Global growth and weaker pound push profits to record high

12 Feb 2018

Global growth and weak pound push profits to record high

According to new research, profits at UK-listed companies hit record highs in 2017, driven by a stronger global economy and a weaker pound.

The most recent Profit Watch report from The Share Centre studied the financial statements of the UK’s 350 largest listed firms.  The report found that those companies reporting their annual results between October and December posted record sales and profits.

Revenues as a whole rose 12.6 per cent to a record £126.6 billion, with ten sectors recording rising revenues, and only one, the banking sector, seeing a fall.

The strongest growth noted were internally-focused companies as they got the most significant boost from the weakness in sterling.
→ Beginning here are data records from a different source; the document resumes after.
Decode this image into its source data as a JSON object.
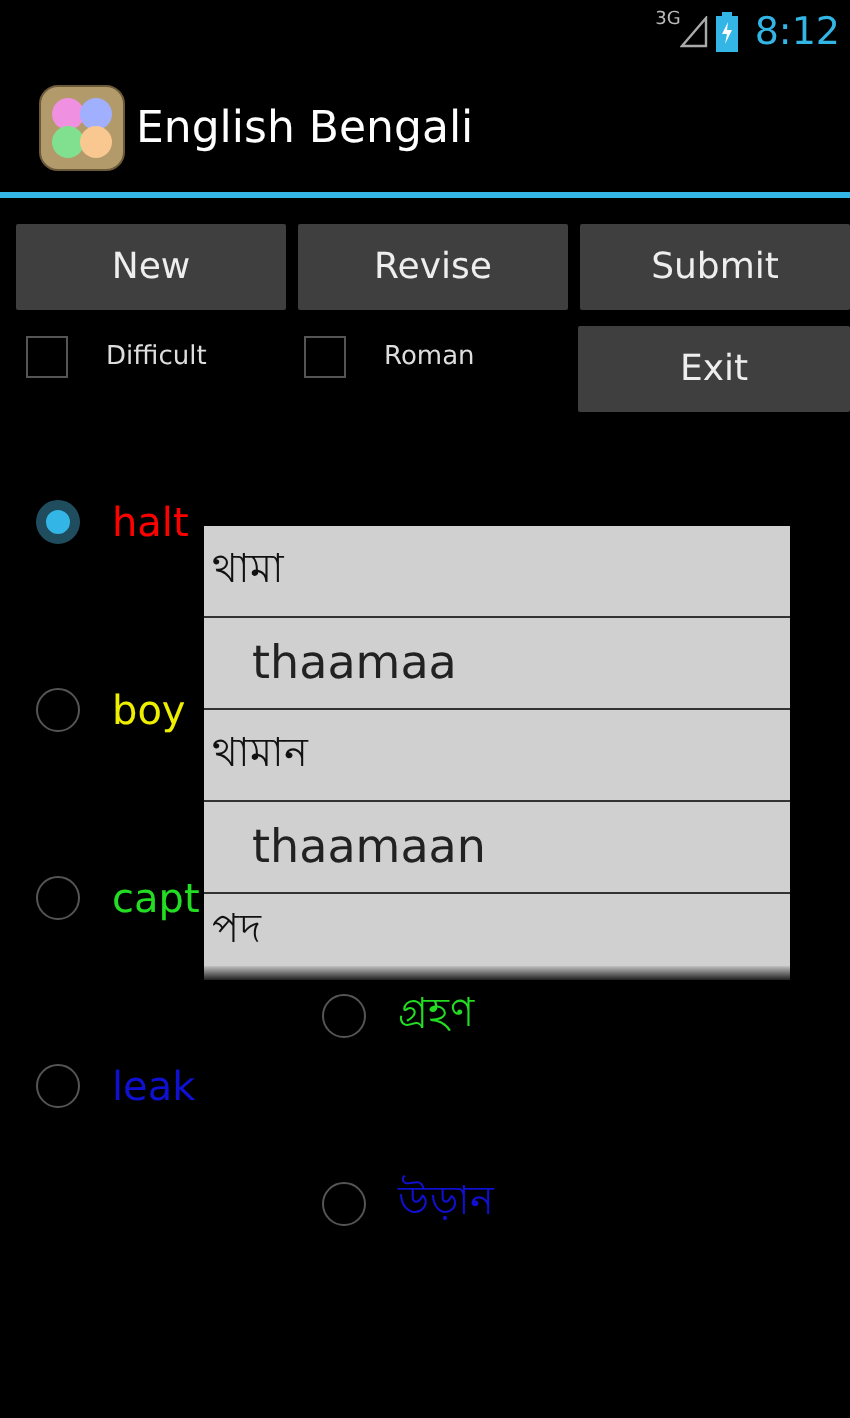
{
  "status_bar": {
    "network": "3G",
    "time": "8:12"
  },
  "app_bar": {
    "title": "English Bengali"
  },
  "buttons": [
    "New",
    "Revise",
    "Submit"
  ],
  "options": [
    {
      "label": "Difficult",
      "checked": false
    },
    {
      "label": "Roman",
      "checked": false
    }
  ],
  "exit_button": "Exit",
  "words": [
    {
      "label": "halt",
      "color": "#ff0000",
      "selected": true
    },
    {
      "label": "boy",
      "color": "#eeee00",
      "selected": false
    },
    {
      "label": "capt",
      "color": "#22dd22",
      "selected": false
    },
    {
      "label": "leak",
      "color": "#1010d0",
      "selected": false
    }
  ],
  "answers": [
    {
      "label": "গ্রহণ",
      "color": "#22dd22",
      "selected": false
    },
    {
      "label": "উড়ান",
      "color": "#1010d0",
      "selected": false
    }
  ],
  "dropdown": {
    "items": [
      {
        "kind": "bengali",
        "text": "থামা"
      },
      {
        "kind": "roman",
        "text": "thaamaa"
      },
      {
        "kind": "bengali",
        "text": "থামান"
      },
      {
        "kind": "roman",
        "text": "thaamaan"
      },
      {
        "kind": "bengali",
        "text": "পদ"
      }
    ]
  }
}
However, The Share Centre said even without exchange-rate gains as a contributing factor, many companies would have still booked record profits.

Pre-tax profits jumped 44.8 per cent to a new record of £11.2bn, with nine out of 10 companies boasting an increase. Among the top 100, pre-tax profits climbed by more than half, far faster than the next 250, but there was also a jump of almost a third for mid-caps.

Investment research analyst at The Share Centre, Helal Miah, said: “Whichever way you look at it, UK plc has performed well. Even without the added sheen of exchange-rate gains, we would have seen record-breaking results. Sales are climbing across the board, earnings are looking healthier still, and there is more to come.

“Fading exchange-rate gains in 2018 won’t hold back the UK’s largest companies. With the wider global economy in great shape, multinationals will profit from strong trading conditions in their overseas businesses, and manufacturers and exporters will enjoy rising demand for their goods.”

However, he added that domestically sensitive sectors, such as construction, seem to be on shakier ground.

“These depend more on investment into the UK and confidence in its economy. The high-profile collapse of Carillion, which had a large construction division, testifies to these pressures. Companies that depend on consumer demand at home are likely to see their profits underperform, as real incomes continue to fall.”

 

By Samantha Atherton